Exercise goal:
The full set of records must be returned exactly, character for character.

Information supplied:
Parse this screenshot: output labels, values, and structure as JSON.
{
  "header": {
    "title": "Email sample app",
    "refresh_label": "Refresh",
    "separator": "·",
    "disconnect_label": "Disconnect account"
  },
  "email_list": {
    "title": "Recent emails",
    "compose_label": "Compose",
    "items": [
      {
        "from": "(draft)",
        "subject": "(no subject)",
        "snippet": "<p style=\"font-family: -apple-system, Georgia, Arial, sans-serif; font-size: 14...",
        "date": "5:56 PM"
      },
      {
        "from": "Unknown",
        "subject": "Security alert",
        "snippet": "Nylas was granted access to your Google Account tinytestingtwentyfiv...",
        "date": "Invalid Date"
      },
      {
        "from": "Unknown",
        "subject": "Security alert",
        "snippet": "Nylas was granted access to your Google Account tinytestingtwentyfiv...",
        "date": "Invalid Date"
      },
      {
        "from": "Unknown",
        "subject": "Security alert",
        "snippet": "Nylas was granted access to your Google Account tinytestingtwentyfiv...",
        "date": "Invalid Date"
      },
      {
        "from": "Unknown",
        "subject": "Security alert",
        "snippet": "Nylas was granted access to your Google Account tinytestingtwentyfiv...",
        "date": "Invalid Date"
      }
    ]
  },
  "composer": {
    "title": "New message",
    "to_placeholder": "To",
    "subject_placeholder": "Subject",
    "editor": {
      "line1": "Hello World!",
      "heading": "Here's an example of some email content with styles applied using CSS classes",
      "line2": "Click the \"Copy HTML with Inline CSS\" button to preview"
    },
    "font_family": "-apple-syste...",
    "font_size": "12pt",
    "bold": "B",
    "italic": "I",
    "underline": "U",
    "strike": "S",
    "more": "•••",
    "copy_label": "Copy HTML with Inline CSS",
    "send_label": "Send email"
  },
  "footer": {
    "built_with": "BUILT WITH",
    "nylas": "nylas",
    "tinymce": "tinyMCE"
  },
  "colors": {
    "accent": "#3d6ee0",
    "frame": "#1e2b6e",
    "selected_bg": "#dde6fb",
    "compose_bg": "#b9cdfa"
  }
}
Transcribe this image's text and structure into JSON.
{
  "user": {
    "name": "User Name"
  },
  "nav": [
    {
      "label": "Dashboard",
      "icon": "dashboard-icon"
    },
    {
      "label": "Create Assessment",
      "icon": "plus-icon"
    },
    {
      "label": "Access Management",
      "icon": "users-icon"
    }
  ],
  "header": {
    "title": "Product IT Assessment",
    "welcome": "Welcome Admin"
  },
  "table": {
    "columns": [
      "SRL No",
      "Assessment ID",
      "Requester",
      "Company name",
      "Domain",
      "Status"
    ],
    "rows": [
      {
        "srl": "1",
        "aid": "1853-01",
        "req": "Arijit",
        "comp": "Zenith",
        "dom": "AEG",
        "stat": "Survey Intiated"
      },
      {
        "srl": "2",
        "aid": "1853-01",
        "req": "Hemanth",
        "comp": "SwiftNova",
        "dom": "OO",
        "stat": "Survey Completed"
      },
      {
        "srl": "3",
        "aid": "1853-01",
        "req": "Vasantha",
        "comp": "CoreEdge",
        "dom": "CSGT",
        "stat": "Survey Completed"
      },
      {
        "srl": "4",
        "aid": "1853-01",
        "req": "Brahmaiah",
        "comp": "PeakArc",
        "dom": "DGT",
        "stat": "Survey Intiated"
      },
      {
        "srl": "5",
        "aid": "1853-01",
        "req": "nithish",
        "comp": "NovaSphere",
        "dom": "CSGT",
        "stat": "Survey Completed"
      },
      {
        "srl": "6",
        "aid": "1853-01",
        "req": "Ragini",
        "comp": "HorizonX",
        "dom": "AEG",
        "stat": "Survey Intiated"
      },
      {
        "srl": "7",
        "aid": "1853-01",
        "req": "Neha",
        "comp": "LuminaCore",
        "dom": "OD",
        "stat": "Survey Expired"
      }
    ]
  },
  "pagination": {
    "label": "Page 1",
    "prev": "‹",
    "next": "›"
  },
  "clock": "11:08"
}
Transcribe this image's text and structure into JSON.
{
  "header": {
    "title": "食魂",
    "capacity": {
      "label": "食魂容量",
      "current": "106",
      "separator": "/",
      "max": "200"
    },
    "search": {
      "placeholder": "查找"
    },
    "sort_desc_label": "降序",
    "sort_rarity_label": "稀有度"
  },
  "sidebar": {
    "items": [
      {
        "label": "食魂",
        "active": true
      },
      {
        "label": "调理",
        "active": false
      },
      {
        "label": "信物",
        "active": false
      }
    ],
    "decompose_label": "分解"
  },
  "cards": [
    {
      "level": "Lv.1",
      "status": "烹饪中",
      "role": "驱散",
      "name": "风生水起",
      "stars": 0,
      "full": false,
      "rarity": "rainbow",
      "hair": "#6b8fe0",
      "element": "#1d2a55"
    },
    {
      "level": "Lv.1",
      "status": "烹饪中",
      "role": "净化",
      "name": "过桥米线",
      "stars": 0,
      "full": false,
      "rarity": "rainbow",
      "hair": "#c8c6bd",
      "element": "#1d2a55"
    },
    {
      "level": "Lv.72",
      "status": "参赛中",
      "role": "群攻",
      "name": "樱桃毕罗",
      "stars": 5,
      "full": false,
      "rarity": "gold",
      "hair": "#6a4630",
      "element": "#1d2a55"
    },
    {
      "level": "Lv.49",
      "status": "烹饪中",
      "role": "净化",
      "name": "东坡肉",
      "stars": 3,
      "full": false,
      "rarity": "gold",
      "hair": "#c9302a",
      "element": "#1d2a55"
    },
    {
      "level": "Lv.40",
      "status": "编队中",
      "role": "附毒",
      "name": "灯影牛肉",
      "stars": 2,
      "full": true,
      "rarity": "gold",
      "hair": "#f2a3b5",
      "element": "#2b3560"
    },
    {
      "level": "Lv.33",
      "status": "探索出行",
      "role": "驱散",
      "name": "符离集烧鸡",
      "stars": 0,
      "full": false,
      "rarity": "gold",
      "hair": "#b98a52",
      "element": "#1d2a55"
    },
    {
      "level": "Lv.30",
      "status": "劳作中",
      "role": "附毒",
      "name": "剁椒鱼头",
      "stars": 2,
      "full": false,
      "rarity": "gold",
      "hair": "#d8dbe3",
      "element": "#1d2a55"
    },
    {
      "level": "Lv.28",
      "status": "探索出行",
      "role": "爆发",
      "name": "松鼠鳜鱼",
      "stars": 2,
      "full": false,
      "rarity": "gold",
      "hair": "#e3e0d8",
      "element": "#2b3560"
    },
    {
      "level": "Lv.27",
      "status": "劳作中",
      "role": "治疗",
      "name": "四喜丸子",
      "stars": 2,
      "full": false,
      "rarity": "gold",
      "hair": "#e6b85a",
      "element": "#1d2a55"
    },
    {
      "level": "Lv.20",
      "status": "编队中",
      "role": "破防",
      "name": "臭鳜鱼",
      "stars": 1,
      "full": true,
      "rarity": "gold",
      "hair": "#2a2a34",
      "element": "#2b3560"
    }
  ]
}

Solution to this exercise:
Parse this screenshot: output labels, values, and structure as JSON.
{
  "header": {
    "title": "Email sample app",
    "refresh_label": "Refresh",
    "separator": "·",
    "disconnect_label": "Disconnect account"
  },
  "email_list": {
    "title": "Recent emails",
    "compose_label": "Compose",
    "items": [
      {
        "from": "(draft)",
        "subject": "(no subject)",
        "snippet": "<p style=\"font-family: -apple-system, Georgia, Arial, sans-serif; font-size: 14...",
        "date": "5:56 PM"
      },
      {
        "from": "Unknown",
        "subject": "Security alert",
        "snippet": "Nylas was granted access to your Google Account tinytestingtwentyfiv...",
        "date": "Invalid Date"
      },
      {
        "from": "Unknown",
        "subject": "Security alert",
        "snippet": "Nylas was granted access to your Google Account tinytestingtwentyfiv...",
        "date": "Invalid Date"
      },
      {
        "from": "Unknown",
        "subject": "Security alert",
        "snippet": "Nylas was granted access to your Google Account tinytestingtwentyfiv...",
        "date": "Invalid Date"
      },
      {
        "from": "Unknown",
        "subject": "Security alert",
        "snippet": "Nylas was granted access to your Google Account tinytestingtwentyfiv...",
        "date": "Invalid Date"
      }
    ]
  },
  "composer": {
    "title": "New message",
    "to_placeholder": "To",
    "subject_placeholder": "Subject",
    "editor": {
      "line1": "Hello World!",
      "heading": "Here's an example of some email content with styles applied using CSS classes",
      "line2": "Click the \"Copy HTML with Inline CSS\" button to preview"
    },
    "font_family": "-apple-syste...",
    "font_size": "12pt",
    "bold": "B",
    "italic": "I",
    "underline": "U",
    "strike": "S",
    "more": "•••",
    "copy_label": "Copy HTML with Inline CSS",
    "send_label": "Send email"
  },
  "footer": {
    "built_with": "BUILT WITH",
    "nylas": "nylas",
    "tinymce": "tinyMCE"
  },
  "colors": {
    "accent": "#3d6ee0",
    "frame": "#1e2b6e",
    "selected_bg": "#dde6fb",
    "compose_bg": "#b9cdfa"
  }
}
Transcribe this image's text and structure into JSON.
{
  "user": {
    "name": "User Name"
  },
  "nav": [
    {
      "label": "Dashboard",
      "icon": "dashboard-icon"
    },
    {
      "label": "Create Assessment",
      "icon": "plus-icon"
    },
    {
      "label": "Access Management",
      "icon": "users-icon"
    }
  ],
  "header": {
    "title": "Product IT Assessment",
    "welcome": "Welcome Admin"
  },
  "table": {
    "columns": [
      "SRL No",
      "Assessment ID",
      "Requester",
      "Company name",
      "Domain",
      "Status"
    ],
    "rows": [
      {
        "srl": "1",
        "aid": "1853-01",
        "req": "Arijit",
        "comp": "Zenith",
        "dom": "AEG",
        "stat": "Survey Intiated"
      },
      {
        "srl": "2",
        "aid": "1853-01",
        "req": "Hemanth",
        "comp": "SwiftNova",
        "dom": "OO",
        "stat": "Survey Completed"
      },
      {
        "srl": "3",
        "aid": "1853-01",
        "req": "Vasantha",
        "comp": "CoreEdge",
        "dom": "CSGT",
        "stat": "Survey Completed"
      },
      {
        "srl": "4",
        "aid": "1853-01",
        "req": "Brahmaiah",
        "comp": "PeakArc",
        "dom": "DGT",
        "stat": "Survey Intiated"
      },
      {
        "srl": "5",
        "aid": "1853-01",
        "req": "nithish",
        "comp": "NovaSphere",
        "dom": "CSGT",
        "stat": "Survey Completed"
      },
      {
        "srl": "6",
        "aid": "1853-01",
        "req": "Ragini",
        "comp": "HorizonX",
        "dom": "AEG",
        "stat": "Survey Intiated"
      },
      {
        "srl": "7",
        "aid": "1853-01",
        "req": "Neha",
        "comp": "LuminaCore",
        "dom": "OD",
        "stat": "Survey Expired"
      }
    ]
  },
  "pagination": {
    "label": "Page 1",
    "prev": "‹",
    "next": "›"
  },
  "clock": "11:08"
}
Transcribe this image's text and structure into JSON.
{
  "header": {
    "title": "食魂",
    "capacity": {
      "label": "食魂容量",
      "current": "106",
      "separator": "/",
      "max": "200"
    },
    "search": {
      "placeholder": "查找"
    },
    "sort_desc_label": "降序",
    "sort_rarity_label": "稀有度"
  },
  "sidebar": {
    "items": [
      {
        "label": "食魂",
        "active": true
      },
      {
        "label": "调理",
        "active": false
      },
      {
        "label": "信物",
        "active": false
      }
    ],
    "decompose_label": "分解"
  },
  "cards": [
    {
      "level": "Lv.1",
      "status": "烹饪中",
      "role": "驱散",
      "name": "风生水起",
      "stars": 0,
      "full": false,
      "rarity": "rainbow",
      "hair": "#6b8fe0",
      "element": "#1d2a55"
    },
    {
      "level": "Lv.1",
      "status": "烹饪中",
      "role": "净化",
      "name": "过桥米线",
      "stars": 0,
      "full": false,
      "rarity": "rainbow",
      "hair": "#c8c6bd",
      "element": "#1d2a55"
    },
    {
      "level": "Lv.72",
      "status": "参赛中",
      "role": "群攻",
      "name": "樱桃毕罗",
      "stars": 5,
      "full": false,
      "rarity": "gold",
      "hair": "#6a4630",
      "element": "#1d2a55"
    },
    {
      "level": "Lv.49",
      "status": "烹饪中",
      "role": "净化",
      "name": "东坡肉",
      "stars": 3,
      "full": false,
      "rarity": "gold",
      "hair": "#c9302a",
      "element": "#1d2a55"
    },
    {
      "level": "Lv.40",
      "status": "编队中",
      "role": "附毒",
      "name": "灯影牛肉",
      "stars": 2,
      "full": true,
      "rarity": "gold",
      "hair": "#f2a3b5",
      "element": "#2b3560"
    },
    {
      "level": "Lv.33",
      "status": "探索出行",
      "role": "驱散",
      "name": "符离集烧鸡",
      "stars": 0,
      "full": false,
      "rarity": "gold",
      "hair": "#b98a52",
      "element": "#1d2a55"
    },
    {
      "level": "Lv.30",
      "status": "劳作中",
      "role": "附毒",
      "name": "剁椒鱼头",
      "stars": 2,
      "full": false,
      "rarity": "gold",
      "hair": "#d8dbe3",
      "element": "#1d2a55"
    },
    {
      "level": "Lv.28",
      "status": "探索出行",
      "role": "爆发",
      "name": "松鼠鳜鱼",
      "stars": 2,
      "full": false,
      "rarity": "gold",
      "hair": "#e3e0d8",
      "element": "#2b3560"
    },
    {
      "level": "Lv.27",
      "status": "劳作中",
      "role": "治疗",
      "name": "四喜丸子",
      "stars": 2,
      "full": false,
      "rarity": "gold",
      "hair": "#e6b85a",
      "element": "#1d2a55"
    },
    {
      "level": "Lv.20",
      "status": "编队中",
      "role": "破防",
      "name": "臭鳜鱼",
      "stars": 1,
      "full": true,
      "rarity": "gold",
      "hair": "#2a2a34",
      "element": "#2b3560"
    }
  ]
}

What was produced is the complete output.